So there it is. My first pallet project made from the beginning to the end by ME :) Oh well, with a little help from my brother :)
The DIY Pallet Sandbox
I’m going to show you how to build one and what tools and materials I’ve used.
This is a project I had not done do any research on before I started. I just had an idea in my head and as it’s quite straight forward it wasn’t that difficult to do.
Tools and Materials
- To disassemble my pallets, I used a crowbar, a hammer, and my brother ;)
- For sanding, I had an orbital sander and 2 grades of sanding paper 60 and 120
- To stain the wood I used Wilkinson 5 year woodstain in gloss rustic oak
The list goes for a bit longer, but be patient, please:)
- paint brushes in 2 in and 4 in size

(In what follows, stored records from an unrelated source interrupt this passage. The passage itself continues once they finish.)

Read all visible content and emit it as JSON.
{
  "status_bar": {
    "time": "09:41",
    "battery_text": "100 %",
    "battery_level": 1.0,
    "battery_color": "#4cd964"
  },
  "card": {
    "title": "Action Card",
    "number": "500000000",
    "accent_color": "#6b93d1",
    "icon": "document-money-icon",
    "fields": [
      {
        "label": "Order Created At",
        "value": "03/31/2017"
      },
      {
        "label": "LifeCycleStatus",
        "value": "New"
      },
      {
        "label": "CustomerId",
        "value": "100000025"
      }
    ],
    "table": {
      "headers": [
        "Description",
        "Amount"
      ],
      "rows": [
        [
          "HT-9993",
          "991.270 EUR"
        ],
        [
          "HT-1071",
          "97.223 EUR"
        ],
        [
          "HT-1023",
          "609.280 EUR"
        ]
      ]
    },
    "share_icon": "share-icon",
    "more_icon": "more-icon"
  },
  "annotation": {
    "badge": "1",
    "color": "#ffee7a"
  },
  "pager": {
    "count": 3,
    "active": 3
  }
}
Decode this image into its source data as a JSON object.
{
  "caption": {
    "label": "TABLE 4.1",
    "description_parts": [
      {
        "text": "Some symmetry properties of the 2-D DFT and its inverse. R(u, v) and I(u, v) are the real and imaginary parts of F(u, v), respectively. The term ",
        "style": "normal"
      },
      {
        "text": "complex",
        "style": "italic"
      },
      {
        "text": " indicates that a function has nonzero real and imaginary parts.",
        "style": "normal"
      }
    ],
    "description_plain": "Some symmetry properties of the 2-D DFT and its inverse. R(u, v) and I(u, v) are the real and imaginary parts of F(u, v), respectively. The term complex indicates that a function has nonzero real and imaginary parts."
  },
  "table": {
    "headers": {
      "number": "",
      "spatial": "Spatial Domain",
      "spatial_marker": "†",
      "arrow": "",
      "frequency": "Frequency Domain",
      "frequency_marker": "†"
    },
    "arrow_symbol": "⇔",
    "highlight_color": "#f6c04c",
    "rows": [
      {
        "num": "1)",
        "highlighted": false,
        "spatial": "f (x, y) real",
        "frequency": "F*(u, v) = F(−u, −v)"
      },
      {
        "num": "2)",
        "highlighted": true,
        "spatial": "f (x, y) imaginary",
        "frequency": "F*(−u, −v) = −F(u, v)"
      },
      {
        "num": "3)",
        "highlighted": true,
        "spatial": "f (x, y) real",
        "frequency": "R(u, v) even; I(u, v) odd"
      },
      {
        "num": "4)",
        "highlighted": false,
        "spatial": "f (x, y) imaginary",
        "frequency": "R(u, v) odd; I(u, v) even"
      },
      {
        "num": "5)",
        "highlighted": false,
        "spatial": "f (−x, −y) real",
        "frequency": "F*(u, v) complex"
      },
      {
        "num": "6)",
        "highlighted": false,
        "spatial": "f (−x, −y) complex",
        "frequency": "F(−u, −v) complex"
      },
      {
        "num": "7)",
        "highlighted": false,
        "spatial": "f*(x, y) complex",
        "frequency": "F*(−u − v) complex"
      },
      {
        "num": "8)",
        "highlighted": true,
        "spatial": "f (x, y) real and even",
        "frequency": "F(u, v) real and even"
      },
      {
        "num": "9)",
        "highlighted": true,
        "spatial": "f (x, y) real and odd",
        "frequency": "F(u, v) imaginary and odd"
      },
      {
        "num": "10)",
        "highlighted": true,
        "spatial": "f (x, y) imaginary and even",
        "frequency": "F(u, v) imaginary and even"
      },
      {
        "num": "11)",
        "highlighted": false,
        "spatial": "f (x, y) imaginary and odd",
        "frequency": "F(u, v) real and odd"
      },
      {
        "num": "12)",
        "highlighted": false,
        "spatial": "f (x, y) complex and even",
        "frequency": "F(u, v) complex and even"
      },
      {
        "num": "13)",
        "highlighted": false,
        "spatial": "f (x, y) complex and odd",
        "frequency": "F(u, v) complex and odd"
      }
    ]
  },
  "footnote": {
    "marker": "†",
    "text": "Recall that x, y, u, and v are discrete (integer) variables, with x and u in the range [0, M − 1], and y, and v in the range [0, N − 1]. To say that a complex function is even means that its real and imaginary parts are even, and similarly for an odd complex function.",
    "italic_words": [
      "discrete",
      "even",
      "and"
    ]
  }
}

- 50mm (2in) nails and single thread yellow zinc passivated screws 5 x 40mm (1/5 x 1 1/2 in)
- some damp cloth to wipe off the dust after sanding
- a tarpaulin I used to put on the ground when sanding
- a handsaw, not very much used this time :)
- a sharp knife
- a safety goggles, and a dust mask
- electric drill with drills and screwdriver bits
Remember to put some used clothes on or overalls because the job can get very dirty :)
I’d chosen a lightweight, 4-way entry pallet 1000×1200 mm (40 x 47 in )mainly because I thought it would be easy to disassemble. I needed to get rid of some of the planks. How wrong I was. Most of the planks snapped because the little nails had been glued and threaded, so not easy to remove at all. You ask how to disassemble a pallet? The answer is here.
One of the planks I needed snapped so it had to be replaced and cut to size.
This is the frame that was left
Pallet no 2
Then I moved to heavyweight euro pallet. I dismantled it completely because I was going to use the planks only to make the body of my sandbox.
Sanding and staining
After that, I moved to sanding and staining(painting). First was the frame. I only sanded the top and bottom planks on one side just prepare them a bit for staining. I didn’t want to dismantle what was left of the pallet completely and then sand and stain and put it back together. I think it wasn’t necessary as planks were not going to be visible anyway. Just wanted to make sure they are water resistant so they wouldn’t rot.
I’d stained the frame with Wilkinson 5 years wood stain. You can use whatever you want. Just make sure it’s usable for outdoors and it’ll give you a nice water resistant coat.
Then I’d started on my thick planks from the euro pallet. The long ones were going to be used as outside walls of my sandbox. The short, wider ones as tops (for sitting).
I sanded all of the planks both sides and after wiping the dust off of them I stained them with the same wood stain. With this one, you have to wait 4 hours before applying another coat if you want to.
I always do 2-3 sometimes 4 coats. It just looks better and is smoother to touch. Remember to sand between coats.
So this is what my sanded and stained planks look like.
and the frame with side planks
Just to mention I only sanded twice and stained twice on the side that was going to be visible or sat on.
Next step was to nail the side planks in place. After that, I was ready to attach a tarpaulin sheet to my frame by stapling it with a stapler to the top frame planks. When doing so just make sure it’s not stretched much. It should be rather loose as you’ll be putting some sand inside and you don’t want it to tear.
As you can see the tarpaulin sheet that I’d used was longer than I needed. I was going to cut it to size but decided to fold it inside instead. That way saved me time. You can probably get a cut to size sheet, but I didn’t bother as it cost me Ł 1 ($ 1.50) or so.
Next step was to screw the wider planks on top of the frame. I used the nails holes wherever possible.
Drilled through them (or drilled new ones) into the frame and then used the screws to attach the planks. I especially used screws not nails because I wanted the planks to be removable. Just in case, the tarpaulin tore I could always replace it that way. Just make sure the screws are not sticking out of the planks for safety reasons.
The final result
So the final product looks like that
I’ll be putting in more sand to cover the tarpaulin.
As you can see this is a nice, little sandbox for boys and girls :) Next time maybe I’ll go for something fancier like this
Kasia is an owner of Wooden Pallet Projects Toolbox. She’s a DIY and upcycling enthusiast and if she’s not painting, sanding or drilling she’s writing about power tools or tips for DIY and pallet projects that make the creative process easier and more fun!